It was just another Saturday morning for Mauricio Araniz who was on his way to Modesto Junior College for a basketball game.
As a student young student, Araniz enjoyed being a part of the Pirates’ hoops team and aspired to transfer to a college specializing in theology up in Oregon and eventually become a pastor.
But on that fateful Saturday morning – November 29, 2007 – everything in his world changed as the car he was driving was struck head-on by a woman who lost control of her vehicle after suddenly slipping into a diabetic coma.
For almost two years now Araniz – known affectionately as “Mo” – has been a permanent staple of the Manteca Care and Rehabilitation Center where he works to overcome the massive brain injury that left him incapable of doing almost anything.
And if all of that wasn’t enough, his insurance company is refusing to pay for the hyperbaric oxygen therapy his doctors feel that he needs in order to improve – sessions that are running $150 each with five currently scheduled per week.
When Shelley Kohl was down at the rehabilitation center during the holidays for one of the many outreach programs that she and husband Chris sponsor through their local repair business, the relationship that she began to form with the family helped plant the seed for what would eventually become an overwhelming desire to do anything possible to help.
“It’s just that you think that one minute you’re driving down the road and you’ve got the rest of your life ahead of you and in a split-second that’s all gone,” Kohl said. “To see his family standing by side and pulling through for him and watching him work to get better is such an inspiration.
“To be able to do anything at all to help in a blessing.”
And helping people is something that Kohl knows a lot about.

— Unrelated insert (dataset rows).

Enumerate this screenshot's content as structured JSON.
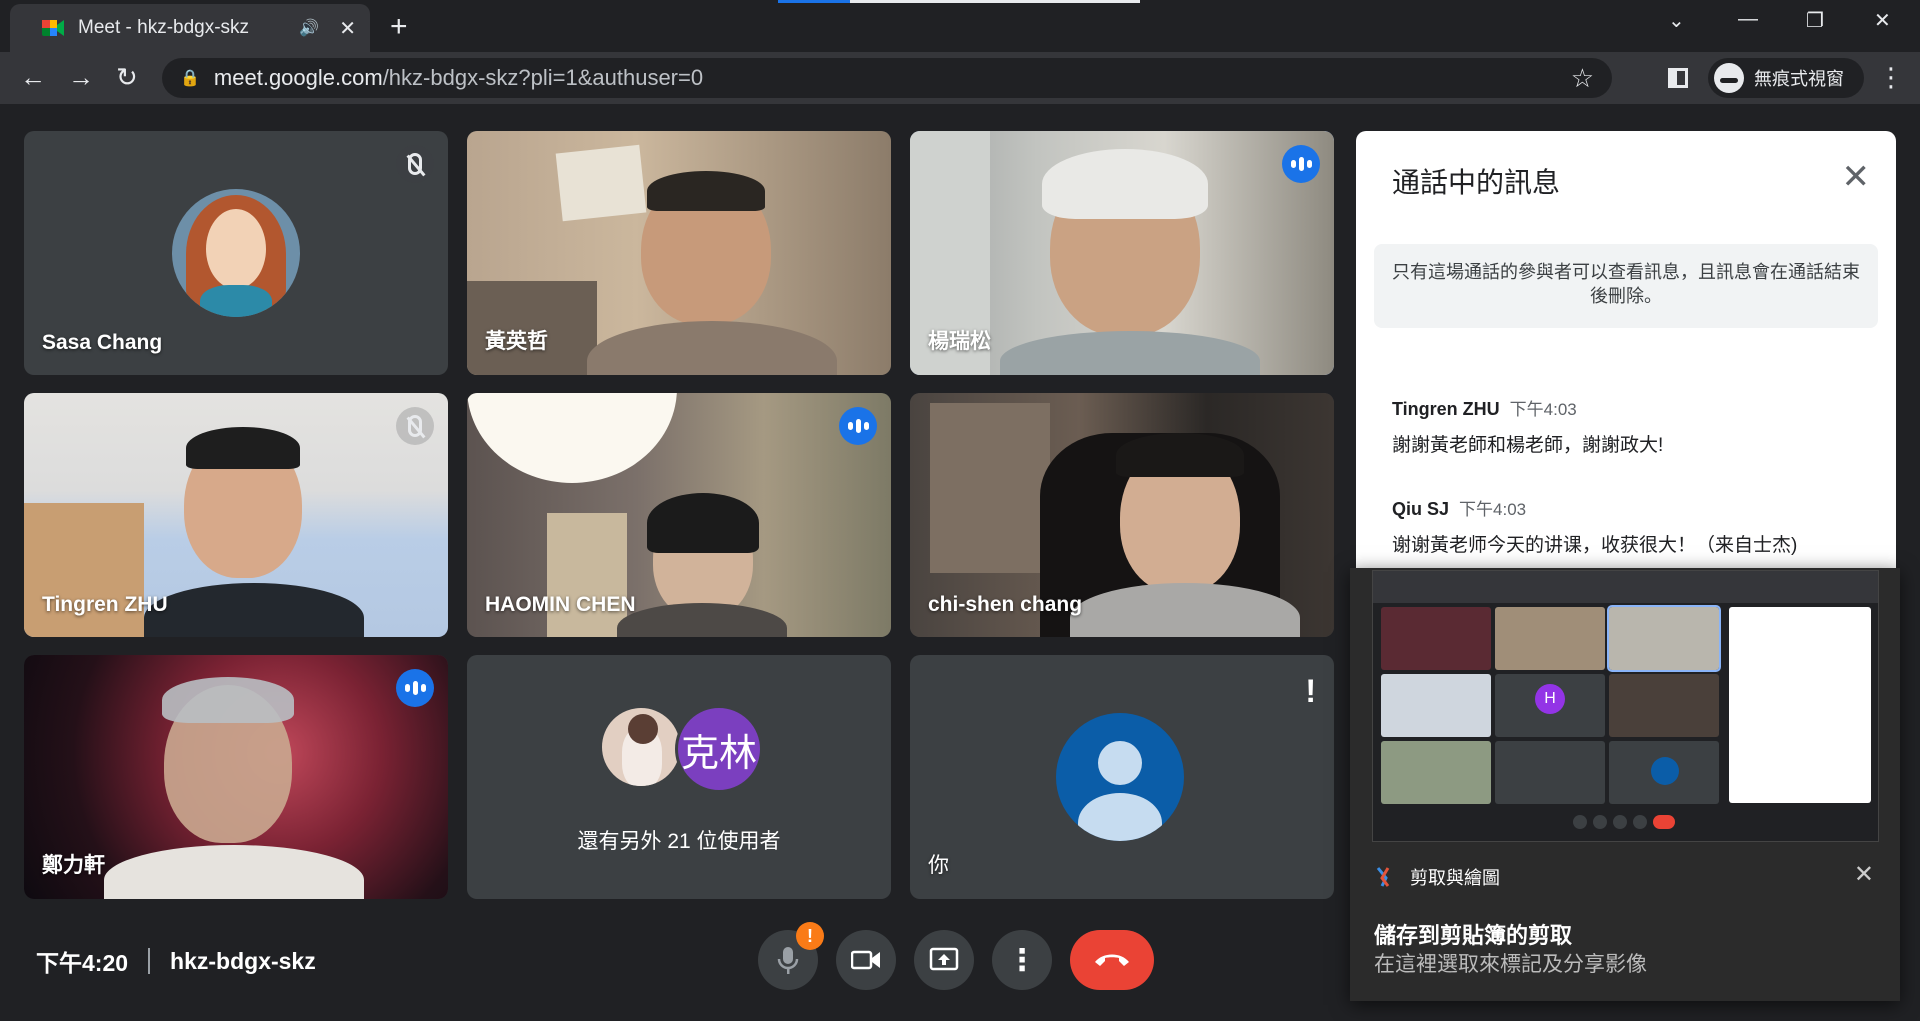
{
  "browser": {
    "tab_title": "Meet - hkz-bdgx-skz",
    "url_host": "meet.google.com",
    "url_path": "/hkz-bdgx-skz?pli=1&authuser=0",
    "incognito_label": "無痕式視窗"
  },
  "tiles": [
    {
      "name": "Sasa Chang",
      "state": "muted"
    },
    {
      "name": "黃英哲",
      "state": "video"
    },
    {
      "name": "楊瑞松",
      "state": "speaking"
    },
    {
      "name": "Tingren ZHU",
      "state": "muted"
    },
    {
      "name": "HAOMIN CHEN",
      "state": "speaking"
    },
    {
      "name": "chi-shen chang",
      "state": "video"
    },
    {
      "name": "鄭力軒",
      "state": "speaking"
    },
    {
      "name": "還有另外 21 位使用者",
      "avatar_text": "克林"
    },
    {
      "name": "你",
      "badge": "!"
    }
  ],
  "meeting": {
    "time": "下午4:20",
    "code": "hkz-bdgx-skz",
    "mic_warning": "!"
  },
  "chat": {
    "title": "通話中的訊息",
    "notice": "只有這場通話的參與者可以查看訊息，且訊息會在通話結束後刪除。",
    "messages": [
      {
        "sender": "Tingren ZHU",
        "time": "下午4:03",
        "text": "謝謝黃老師和楊老師，謝謝政大!"
      },
      {
        "sender": "Qiu SJ",
        "time": "下午4:03",
        "text": "谢谢黃老师今天的讲课，收获很大！（来自士杰)"
      }
    ]
  },
  "snip_toast": {
    "app": "剪取與繪圖",
    "heading": "儲存到剪貼簿的剪取",
    "subtext": "在這裡選取來標記及分享影像",
    "mini_avatar": "H"
  },
  "colors": {
    "accent": "#1a73e8",
    "end_call": "#ea4335",
    "warning": "#fa7b17",
    "active_border": "#8ab4f8"
  }
}
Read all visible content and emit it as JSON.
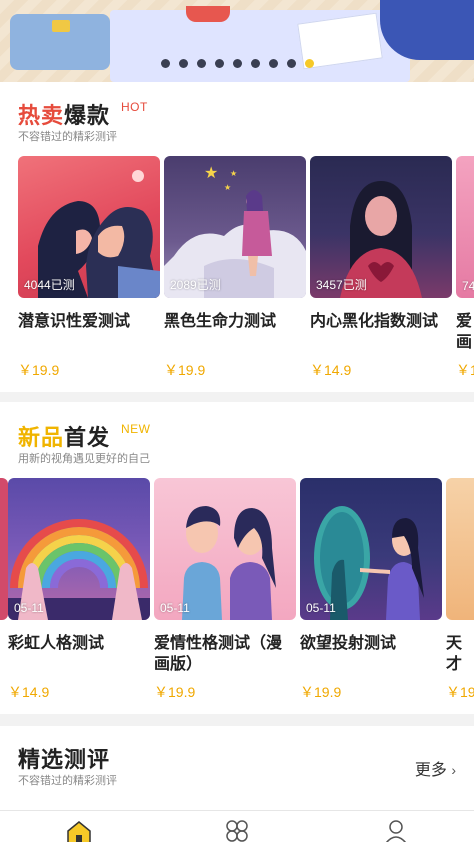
{
  "banner": {
    "dot_count": 9,
    "active_dot": 8
  },
  "hot": {
    "title_accent": "热卖",
    "title_rest": "爆款",
    "tag": "HOT",
    "subtitle": "不容错过的精彩测评",
    "items": [
      {
        "name": "潜意识性爱测试",
        "count": "4044已测",
        "price": "￥19.9"
      },
      {
        "name": "黑色生命力测试",
        "count": "2089已测",
        "price": "￥19.9"
      },
      {
        "name": "内心黑化指数测试",
        "count": "3457已测",
        "price": "￥14.9"
      },
      {
        "name": "爱画",
        "count": "74",
        "price": "￥1"
      }
    ]
  },
  "new": {
    "title_accent": "新品",
    "title_rest": "首发",
    "tag": "NEW",
    "subtitle": "用新的视角遇见更好的自己",
    "items": [
      {
        "name": "彩虹人格测试",
        "date": "05-11",
        "price": "￥14.9"
      },
      {
        "name": "爱情性格测试（漫画版）",
        "date": "05-11",
        "price": "￥19.9"
      },
      {
        "name": "欲望投射测试",
        "date": "05-11",
        "price": "￥19.9"
      },
      {
        "name": "天才",
        "date": "",
        "price": "￥19"
      }
    ]
  },
  "picks": {
    "title": "精选测评",
    "subtitle": "不容错过的精彩测评",
    "more": "更多"
  },
  "tabs": [
    {
      "icon": "home-icon",
      "active": true
    },
    {
      "icon": "grid-icon",
      "active": false
    },
    {
      "icon": "user-icon",
      "active": false
    }
  ],
  "colors": {
    "hot_accent": "#e64b3c",
    "new_accent": "#f0b400",
    "price": "#f0a800",
    "active_dot": "#f6c928"
  }
}
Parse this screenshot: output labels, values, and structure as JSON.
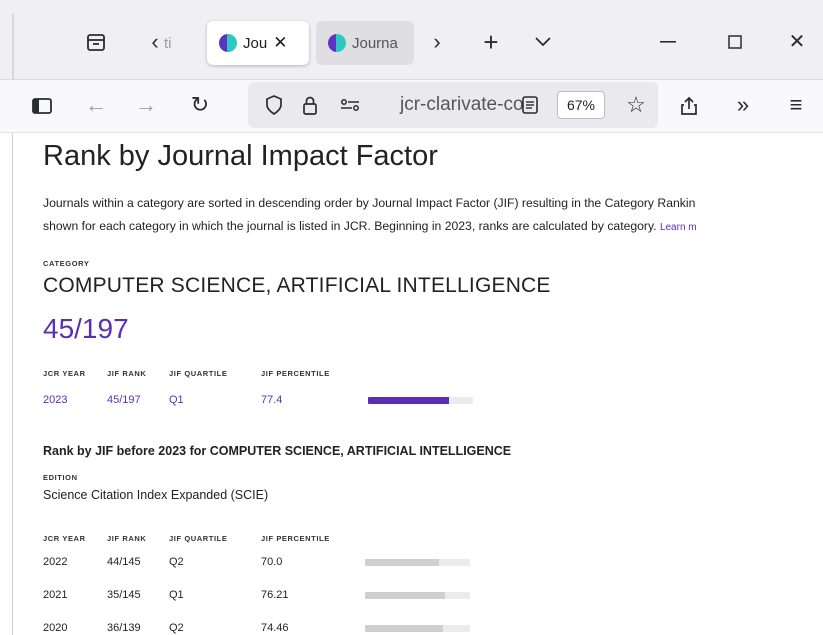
{
  "browser": {
    "tabs": [
      {
        "label": "ti",
        "state": "collapsed"
      },
      {
        "label": "Jou",
        "state": "active"
      },
      {
        "label": "Journa",
        "state": "inactive"
      }
    ],
    "url": "jcr-clarivate-co",
    "zoom": "67%"
  },
  "page": {
    "title": "Rank by Journal Impact Factor",
    "intro_line1": "Journals within a category are sorted in descending order by Journal Impact Factor (JIF) resulting in the Category Rankin",
    "intro_line2": "shown for each category in which the journal is listed in JCR. Beginning in 2023, ranks are calculated by category.",
    "learn_more": "Learn m",
    "category_label": "CATEGORY",
    "category_name": "COMPUTER SCIENCE, ARTIFICIAL INTELLIGENCE",
    "current_rank": "45/197",
    "columns": {
      "year": "JCR YEAR",
      "rank": "JIF RANK",
      "quartile": "JIF QUARTILE",
      "percentile": "JIF PERCENTILE"
    },
    "current_row": {
      "year": "2023",
      "rank": "45/197",
      "quartile": "Q1",
      "percentile": "77.4",
      "percentile_value": 77.4
    },
    "history_heading": "Rank by JIF before 2023 for COMPUTER SCIENCE, ARTIFICIAL INTELLIGENCE",
    "edition_label": "EDITION",
    "edition_value": "Science Citation Index Expanded (SCIE)",
    "history_rows": [
      {
        "year": "2022",
        "rank": "44/145",
        "quartile": "Q2",
        "percentile": "70.0",
        "percentile_value": 70.0
      },
      {
        "year": "2021",
        "rank": "35/145",
        "quartile": "Q1",
        "percentile": "76.21",
        "percentile_value": 76.21
      },
      {
        "year": "2020",
        "rank": "36/139",
        "quartile": "Q2",
        "percentile": "74.46",
        "percentile_value": 74.46
      }
    ]
  },
  "colors": {
    "accent": "#5b2fb5",
    "bar_track": "#ececec",
    "bar_grey": "#cfcfcf"
  }
}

When some of her customers learned that their newborn baby was diagnosed with a rare blood disease that requires constant transfusions that weren’t covered by the insurance, Kohl and her husband Chris staged a fundraiser and did everything possible to raise awareness about the plight face little Sofia Rose Conde.
Now they’re planning on taking a page of out the same book by scheduling a drive-thru tri-tip and chicken dinner being sponsored by Fagundes – a mean that will include both tri-tip and chicken as well as garden salad and a dinner roll for $10. Kohl is hoping to sell 500 tickets to help the family with the medical expenses that continue to pile up.
“You look around right now with how things are and how people are losing their houses and losing their retirements,” Kohl said. “My husband and I are blessed, and if we have the opportunity to give back to somebody who needs it then that’s what we’re going to do.”
The dinner is scheduled to be held at Precision Automotive located at 475 Moffat Boulevard on Wednesday, June 10, from 5:30 to 7:30 p.m.
Tickets can be purchased at J&J Printing located at 130 N. Maple Avenue. For more information, or to make a donation to help the Araniz family, contact Precision Automotive at 239-8266.